Here are a few random things I’ve noticed while riding the subway almost all morning, going to and fro from client to client and back again:
- There seems to be an increase in the number of designers relying upon outlined fonts to make their words display better. Perhaps the most seen and diagnosed version is used in the new and now old The Life Aquatic.
- I don’t remember a State of the Union address that has received as much attention as the one tonight to be given by our President George W. Bush. This must due, in part, to the immense following Mr. Bush has from both the right and the left. It goes unreported but there will be probably just as many red state beer-drinkers tonight watching Mr. Bush as there will be wine-swilling blue staters. I hand it to the President for giving the people what they want — even the 49% percent who didn’t want him.
- For a number of reasons, I’ve had to deal with some state and city government bureaucracies lately and to a tee, all of the people I’ve been in touch with (either on the phone or in person) have been pretty nice, straightforward and easy to deal with. As much as we all bash our government custodians of civil society, I’ve been impressed with the efficiency and carefulness of their work.
- There was a small news item in today’s newspaper about the largest Canadian t-shirt maker, Gildan Activewear, Inc. shutting down their plants in Canada and will move some of its operations to the United States. This may be one of the first examples of offshoring Canadian work to lower paid Americans.
During particularly hasteful mornings, my daughter has taken to ask me whether I’m “Nice or Mad.” It helps her sort out whether or not to be anxious, angry, or aggressive or something else entirely. I’ve never before thought about this unique justaposition but it, in fact, jibes nicely with other psychological differentiations that I’ve been fond of in the past. These include:
- Creep or Asshole: A former professor of mine at the University at Albany remarked once that all people could be easily categorized into the former or latter. I’m the former.

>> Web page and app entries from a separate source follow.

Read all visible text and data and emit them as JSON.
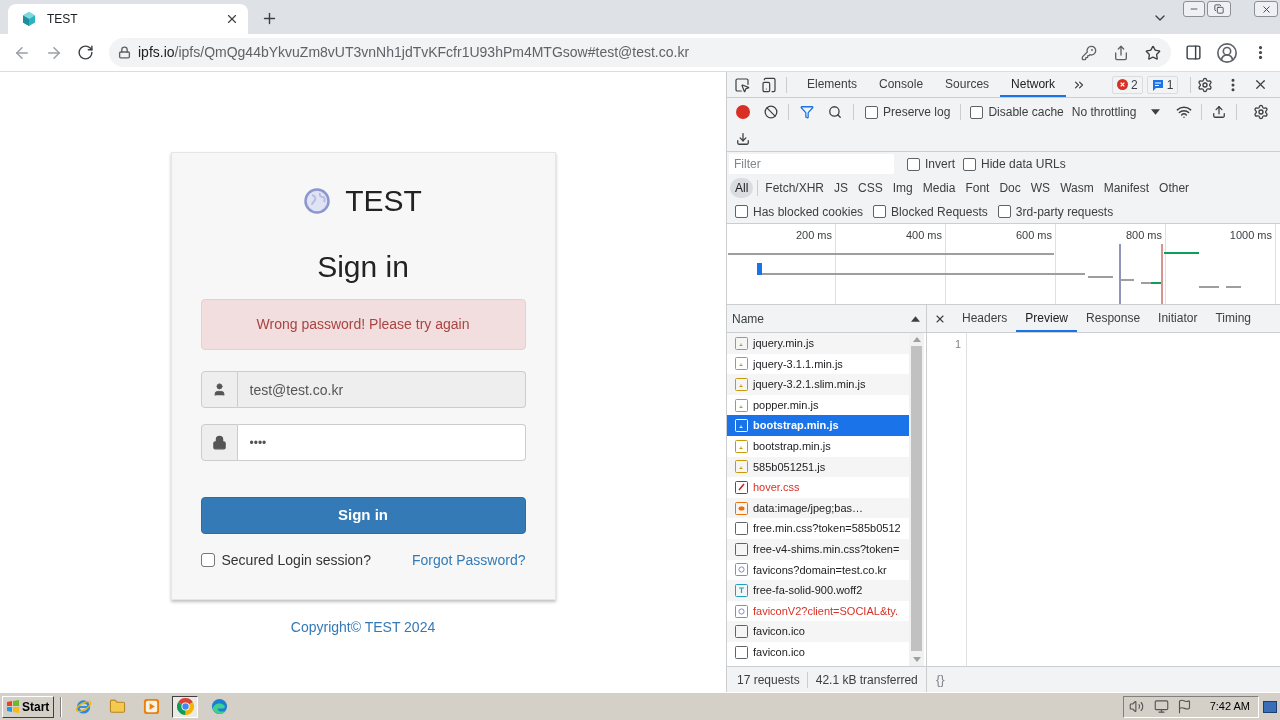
{
  "browser": {
    "tabs": [
      {
        "title": "TEST",
        "selected": true
      }
    ],
    "address": {
      "domain": "ipfs.io",
      "path": "/ipfs/QmQg44bYkvuZm8vUT3vnNh1jdTvKFcfr1U93hPm4MTGsow#test@test.co.kr"
    }
  },
  "page": {
    "brand": "TEST",
    "heading": "Sign in",
    "alert": "Wrong password! Please try again",
    "email": {
      "value": "test@test.co.kr",
      "disabled": true
    },
    "password": {
      "value": "••••",
      "disabled": false
    },
    "submit": "Sign in",
    "secured_session": {
      "label": "Secured Login session?",
      "checked": false
    },
    "forgot_password": "Forgot Password?",
    "footer": "Copyright© TEST 2024"
  },
  "devtools": {
    "panel_tabs": [
      {
        "label": "Elements",
        "selected": false
      },
      {
        "label": "Console",
        "selected": false
      },
      {
        "label": "Sources",
        "selected": false
      },
      {
        "label": "Network",
        "selected": true
      }
    ],
    "error_count": "2",
    "message_count": "1",
    "recording": true,
    "preserve_log": {
      "label": "Preserve log",
      "checked": false
    },
    "disable_cache": {
      "label": "Disable cache",
      "checked": false
    },
    "throttling": "No throttling",
    "filter": {
      "placeholder": "Filter"
    },
    "invert": {
      "label": "Invert",
      "checked": false
    },
    "hide_data_urls": {
      "label": "Hide data URLs",
      "checked": false
    },
    "type_filters": [
      {
        "label": "All",
        "selected": true
      },
      {
        "label": "Fetch/XHR",
        "selected": false
      },
      {
        "label": "JS",
        "selected": false
      },
      {
        "label": "CSS",
        "selected": false
      },
      {
        "label": "Img",
        "selected": false
      },
      {
        "label": "Media",
        "selected": false
      },
      {
        "label": "Font",
        "selected": false
      },
      {
        "label": "Doc",
        "selected": false
      },
      {
        "label": "WS",
        "selected": false
      },
      {
        "label": "Wasm",
        "selected": false
      },
      {
        "label": "Manifest",
        "selected": false
      },
      {
        "label": "Other",
        "selected": false
      }
    ],
    "extra_filters": [
      {
        "label": "Has blocked cookies",
        "checked": false
      },
      {
        "label": "Blocked Requests",
        "checked": false
      },
      {
        "label": "3rd-party requests",
        "checked": false
      }
    ],
    "timeline": {
      "ticks": [
        "200 ms",
        "400 ms",
        "600 ms",
        "800 ms",
        "1000 ms"
      ]
    },
    "requests": {
      "column": "Name",
      "rows": [
        {
          "name": "jquery.min.js",
          "kind": "script",
          "error": false,
          "selected": false
        },
        {
          "name": "jquery-3.1.1.min.js",
          "kind": "script",
          "error": false,
          "selected": false
        },
        {
          "name": "jquery-3.2.1.slim.min.js",
          "kind": "script",
          "error": false,
          "selected": false
        },
        {
          "name": "popper.min.js",
          "kind": "script",
          "error": false,
          "selected": false
        },
        {
          "name": "bootstrap.min.js",
          "kind": "script",
          "error": false,
          "selected": true
        },
        {
          "name": "bootstrap.min.js",
          "kind": "script",
          "error": false,
          "selected": false
        },
        {
          "name": "585b051251.js",
          "kind": "script",
          "error": false,
          "selected": false
        },
        {
          "name": "hover.css",
          "kind": "stylesheet",
          "error": true,
          "selected": false
        },
        {
          "name": "data:image/jpeg;bas…",
          "kind": "image-preview",
          "error": false,
          "selected": false
        },
        {
          "name": "free.min.css?token=585b0512",
          "kind": "other",
          "error": false,
          "selected": false
        },
        {
          "name": "free-v4-shims.min.css?token=",
          "kind": "other",
          "error": false,
          "selected": false
        },
        {
          "name": "favicons?domain=test.co.kr",
          "kind": "image",
          "error": false,
          "selected": false
        },
        {
          "name": "free-fa-solid-900.woff2",
          "kind": "font",
          "error": false,
          "selected": false
        },
        {
          "name": "faviconV2?client=SOCIAL&ty.",
          "kind": "image",
          "error": true,
          "selected": false
        },
        {
          "name": "favicon.ico",
          "kind": "other",
          "error": false,
          "selected": false
        },
        {
          "name": "favicon.ico",
          "kind": "other",
          "error": false,
          "selected": false
        }
      ]
    },
    "detail_tabs": [
      {
        "label": "Headers",
        "selected": false
      },
      {
        "label": "Preview",
        "selected": true
      },
      {
        "label": "Response",
        "selected": false
      },
      {
        "label": "Initiator",
        "selected": false
      },
      {
        "label": "Timing",
        "selected": false
      }
    ],
    "preview": {
      "line_numbers": [
        "1"
      ]
    },
    "status_bar": {
      "requests": "17 requests",
      "transferred": "42.1 kB transferred",
      "format_button": "{}"
    }
  },
  "taskbar": {
    "start": "Start",
    "apps": [
      {
        "kind": "ie",
        "active": false
      },
      {
        "kind": "folder",
        "active": false
      },
      {
        "kind": "media",
        "active": false
      },
      {
        "kind": "chrome",
        "active": true
      },
      {
        "kind": "edge",
        "active": false
      }
    ],
    "clock": "7:42 AM"
  }
}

- Dumb or Stupid: I recall being in high school and people called each other one or the other. I’m dumb.
- Sorry or Sordid: I made this one up. I’m sorry.